:: Exercise details ::
Beginning with the line that contains "What's the underlying", reproduce the remaining lines of the material exactly, up to and including the last one, but no pictures.

======== Available data ========

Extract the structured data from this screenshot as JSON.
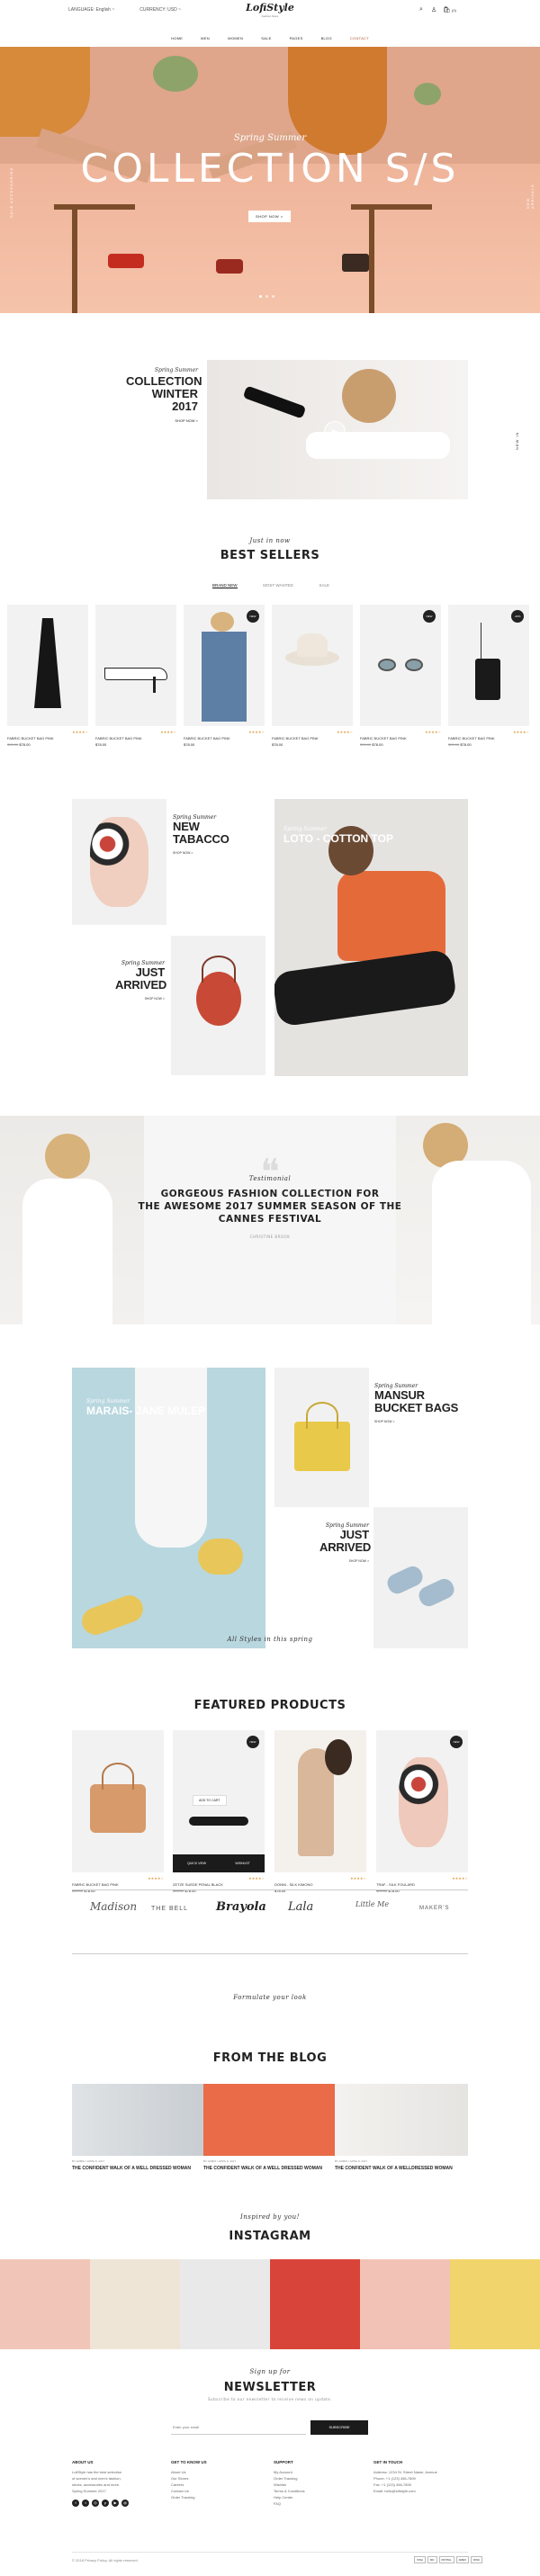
{
  "topbar": {
    "language_label": "LANGUAGE: English ~",
    "currency_label": "CURRENCY: USD ~",
    "logo": "LofiStyle",
    "logo_sub": "Fashion Store",
    "cart_count": "(0)"
  },
  "nav": [
    "HOME",
    "MEN",
    "WOMEN",
    "SALE",
    "PAGES",
    "BLOG",
    "CONTACT"
  ],
  "hero": {
    "script": "Spring Summer",
    "title": "COLLECTION S/S",
    "button": "SHOP NOW >",
    "left_vertical": "SALE ACCESSORIES",
    "right_vertical": "NEW ARRIVALS"
  },
  "video_promo": {
    "script": "Spring Summer",
    "title_lines": [
      "COLLECTION",
      "WINTER",
      "2017"
    ],
    "link": "SHOP NOW >",
    "side_label": "NEW IN"
  },
  "best_sellers": {
    "script": "Just in now",
    "title": "BEST SELLERS",
    "tabs": [
      "BRAND NEW",
      "MOST WANTED",
      "SALE"
    ],
    "products": [
      {
        "name": "FABRIC BUCKET BAG PINK",
        "price": "$78.00",
        "old": "$95.00",
        "badge": ""
      },
      {
        "name": "FABRIC BUCKET BAG PINK",
        "price": "$78.00",
        "old": "",
        "badge": ""
      },
      {
        "name": "FABRIC BUCKET BAG PINK",
        "price": "$78.00",
        "old": "",
        "badge": "NEW"
      },
      {
        "name": "FABRIC BUCKET BAG PINK",
        "price": "$78.00",
        "old": "",
        "badge": ""
      },
      {
        "name": "FABRIC BUCKET BAG PINK",
        "price": "$78.00",
        "old": "$95.00",
        "badge": "NEW"
      },
      {
        "name": "FABRIC BUCKET BAG PINK",
        "price": "$78.00",
        "old": "$95.00",
        "badge": "-20%"
      }
    ]
  },
  "promo_grid1": {
    "card1": {
      "script": "Spring Summer",
      "title_lines": [
        "NEW",
        "TABACCO"
      ],
      "link": "SHOP NOW >"
    },
    "card2": {
      "script": "Spring Summer",
      "title_lines": [
        "JUST",
        "ARRIVED"
      ],
      "link": "SHOP NOW >"
    },
    "card3": {
      "script": "Spring Summer",
      "title": "LOTO - COTTON TOP"
    }
  },
  "testimonial": {
    "script": "Testimonial",
    "quote_lines": [
      "GORGEOUS FASHION COLLECTION FOR",
      "THE AWESOME 2017 SUMMER SEASON OF THE",
      "CANNES FESTIVAL"
    ],
    "author": "CHRISTINE BROOK"
  },
  "promo_grid2": {
    "card1": {
      "script": "Spring Summer",
      "title": "MARAIS- JANE MULEP"
    },
    "card2": {
      "script": "Spring Summer",
      "title_lines": [
        "MANSUR",
        "BUCKET BAGS"
      ],
      "link": "SHOP NOW >"
    },
    "card3": {
      "script": "Spring Summer",
      "title_lines": [
        "JUST",
        "ARRIVED"
      ],
      "link": "SHOP NOW >"
    }
  },
  "featured": {
    "script": "All Styles in this spring",
    "title": "FEATURED PRODUCTS",
    "add_to_cart": "ADD TO CART",
    "quick_view": "QUICK VIEW",
    "wishlist": "WISHLIST",
    "products": [
      {
        "name": "FABRIC BUCKET BAG PINK",
        "price": "$78.00",
        "old": "$95.00",
        "badge": ""
      },
      {
        "name": "ZETZE SUEDE PENAL BLACK",
        "price": "$78.00",
        "old": "$95.00",
        "badge": "NEW"
      },
      {
        "name": "DONNI - SILK KIMONO",
        "price": "$78.00",
        "old": "",
        "badge": ""
      },
      {
        "name": "TRAF - SILK FOULARD",
        "price": "$78.00",
        "old": "$95.00",
        "badge": "NEW"
      }
    ]
  },
  "brands": [
    "Madison",
    "THE BELL",
    "Brayola",
    "Lala",
    "Little Me",
    "MAKER'S"
  ],
  "blog": {
    "script": "Formulate your look",
    "title": "FROM THE BLOG",
    "posts": [
      {
        "meta": "BY ADMIN / APRIL 8, 2017",
        "title": "THE CONFIDENT WALK OF A WELL DRESSED WOMAN"
      },
      {
        "meta": "BY ADMIN / APRIL 8, 2017",
        "title": "THE CONFIDENT WALK OF A WELL DRESSED WOMAN"
      },
      {
        "meta": "BY ADMIN / APRIL 8, 2017",
        "title": "THE CONFIDENT WALK OF A WELLDRESSED WOMAN"
      }
    ]
  },
  "instagram": {
    "script": "Inspired by you!",
    "title": "INSTAGRAM"
  },
  "newsletter": {
    "script": "Sign up for",
    "title": "NEWSLETTER",
    "subtitle": "Subscribe to our newsletter to receive news on update.",
    "placeholder": "Enter your email",
    "button": "SUBSCRIBE"
  },
  "footer": {
    "about": {
      "title": "ABOUT US",
      "text": [
        "LofiStyle has the best selection",
        "of women's and men's fashion,",
        "shoes, accessories and more.",
        "Spring Summer 2017"
      ]
    },
    "get_to_know": {
      "title": "GET TO KNOW US",
      "links": [
        "About Us",
        "Our Stores",
        "Careers",
        "Contact Us",
        "Order Tracking"
      ]
    },
    "support": {
      "title": "SUPPORT",
      "links": [
        "My Account",
        "Order Tracking",
        "Wishlist",
        "Terms & Conditions",
        "Help Center",
        "FAQ"
      ]
    },
    "contact": {
      "title": "GET IN TOUCH",
      "text": [
        "Address: 1234 St. Street Name, Avenue",
        "Phone: +1 (123) 456-7890",
        "Fax: +1 (123) 456-7890",
        "Email: hello@lofistyle.com"
      ]
    },
    "copyright": "© 2018 Privacy Policy. All rights reserved.",
    "payments": [
      "VISA",
      "MC",
      "PAYPAL",
      "AMEX",
      "DISC"
    ]
  },
  "colors": {
    "accent": "#b4532a",
    "dark": "#1b1b1b",
    "hero": "#eeb399"
  }
}
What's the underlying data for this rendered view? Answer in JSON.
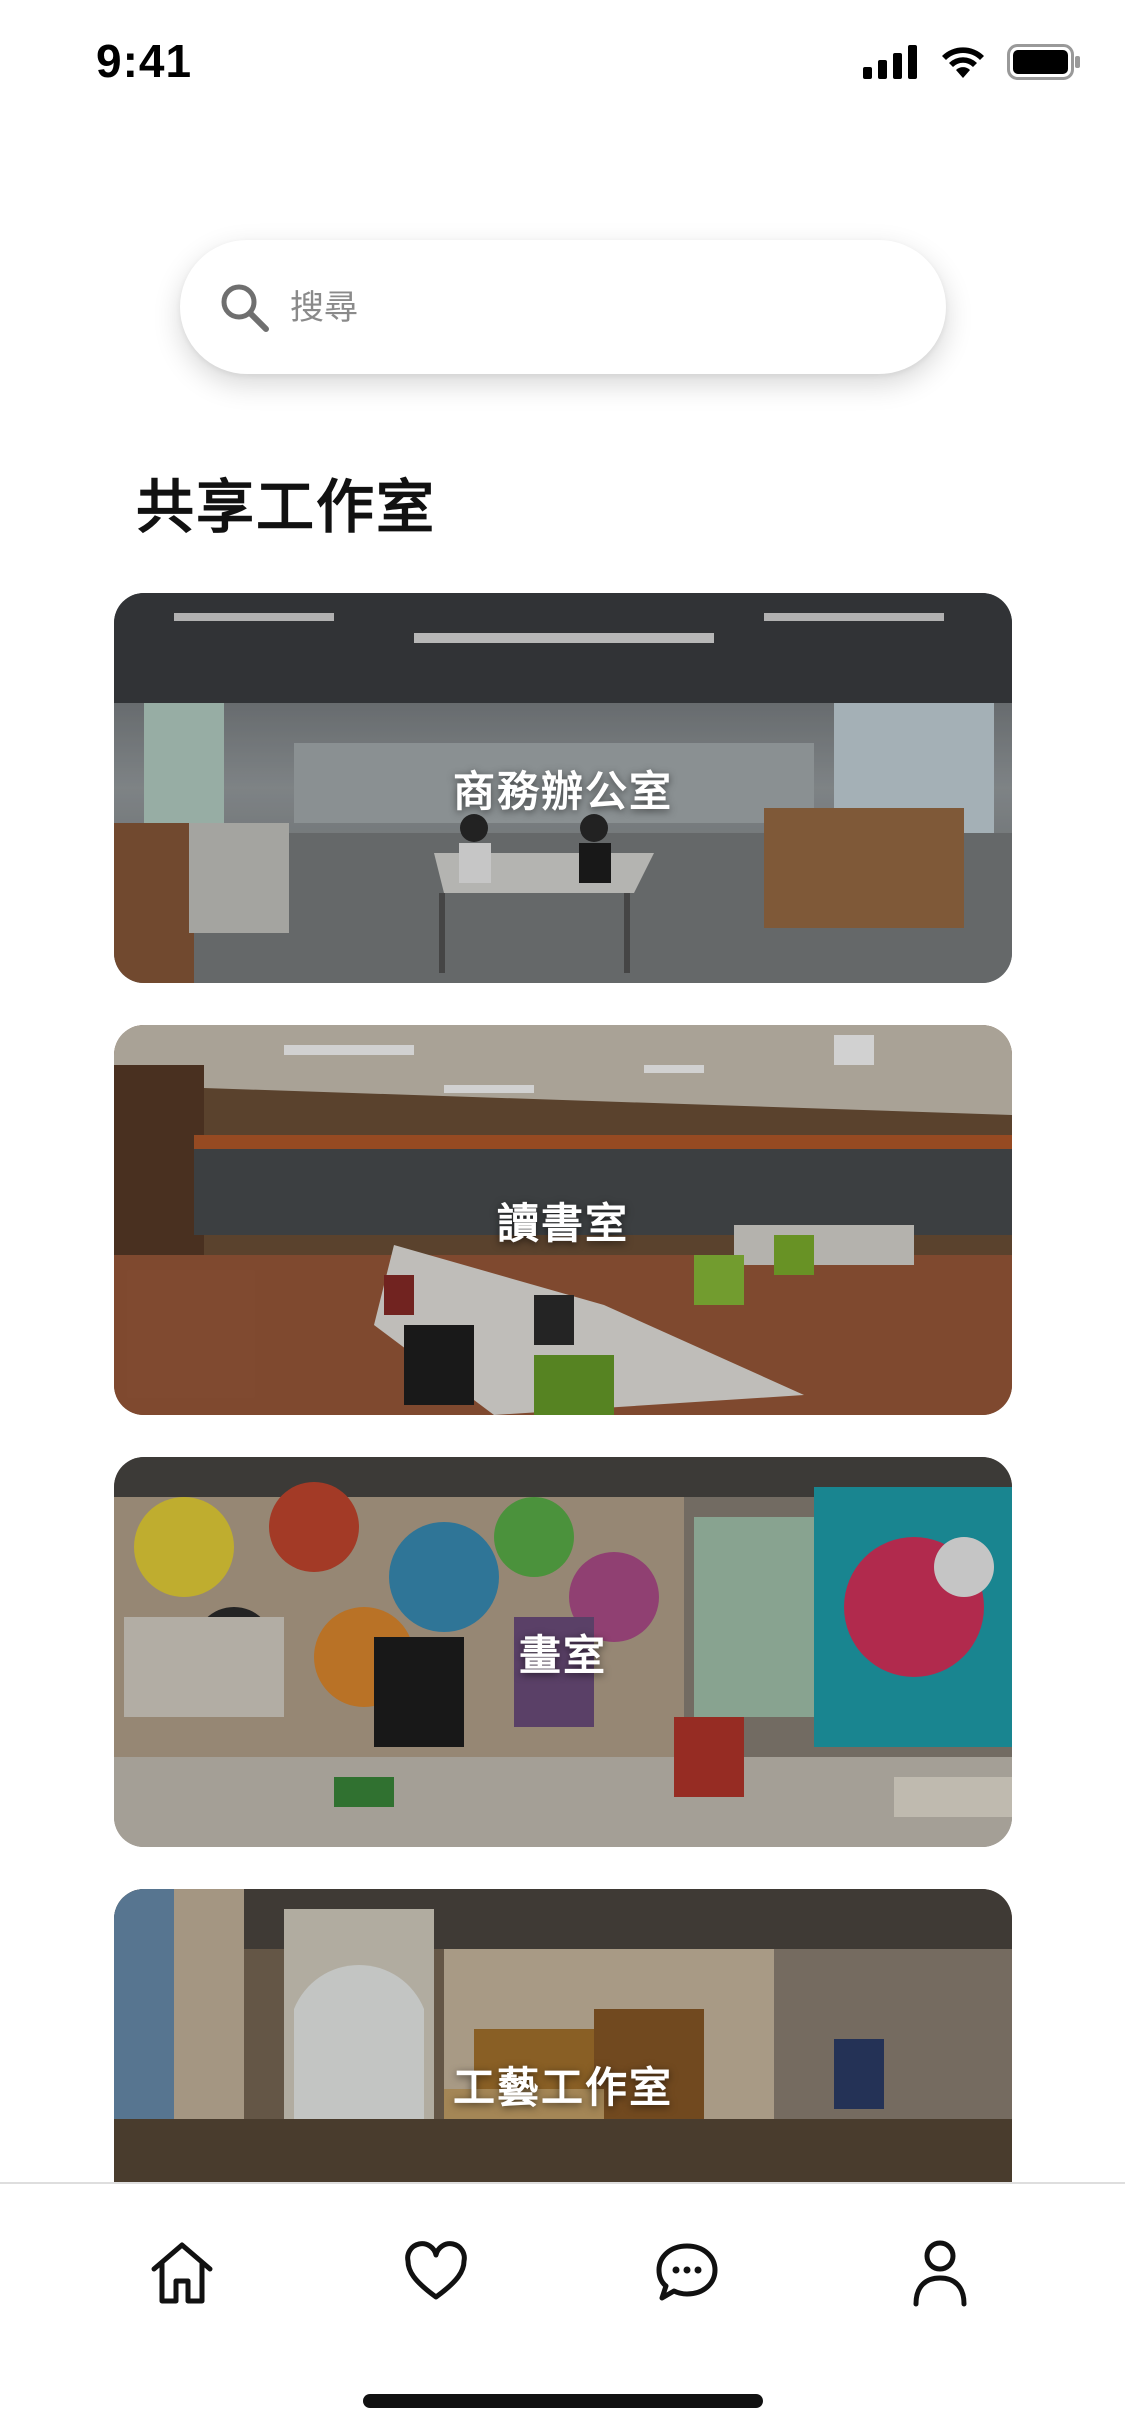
{
  "status_bar": {
    "time": "9:41",
    "icons": [
      "signal-icon",
      "wifi-icon",
      "battery-icon"
    ]
  },
  "search": {
    "placeholder": "搜尋",
    "value": "",
    "icon": "search-icon"
  },
  "section": {
    "title": "共享工作室"
  },
  "cards": [
    {
      "label": "商務辦公室",
      "image": "office-photo"
    },
    {
      "label": "讀書室",
      "image": "study-room-photo"
    },
    {
      "label": "畫室",
      "image": "art-studio-photo"
    },
    {
      "label": "工藝工作室",
      "image": "craft-workshop-photo"
    }
  ],
  "tab_bar": {
    "items": [
      {
        "icon": "home-icon",
        "active": true
      },
      {
        "icon": "heart-icon",
        "active": false
      },
      {
        "icon": "chat-icon",
        "active": false
      },
      {
        "icon": "profile-icon",
        "active": false
      }
    ]
  },
  "colors": {
    "background": "#ffffff",
    "text": "#111111",
    "placeholder": "#8a8a8a",
    "divider": "#dedede"
  }
}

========

:: Answer below ::
What's the underlying data for this rendered view? Answer in JSON.
{
  "status_bar": {
    "time": "9:41",
    "icons": [
      "signal-icon",
      "wifi-icon",
      "battery-icon"
    ]
  },
  "search": {
    "placeholder": "搜尋",
    "value": "",
    "icon": "search-icon"
  },
  "section": {
    "title": "共享工作室"
  },
  "cards": [
    {
      "label": "商務辦公室",
      "image": "office-photo"
    },
    {
      "label": "讀書室",
      "image": "study-room-photo"
    },
    {
      "label": "畫室",
      "image": "art-studio-photo"
    },
    {
      "label": "工藝工作室",
      "image": "craft-workshop-photo"
    }
  ],
  "tab_bar": {
    "items": [
      {
        "icon": "home-icon",
        "active": true
      },
      {
        "icon": "heart-icon",
        "active": false
      },
      {
        "icon": "chat-icon",
        "active": false
      },
      {
        "icon": "profile-icon",
        "active": false
      }
    ]
  },
  "colors": {
    "background": "#ffffff",
    "text": "#111111",
    "placeholder": "#8a8a8a",
    "divider": "#dedede"
  }
}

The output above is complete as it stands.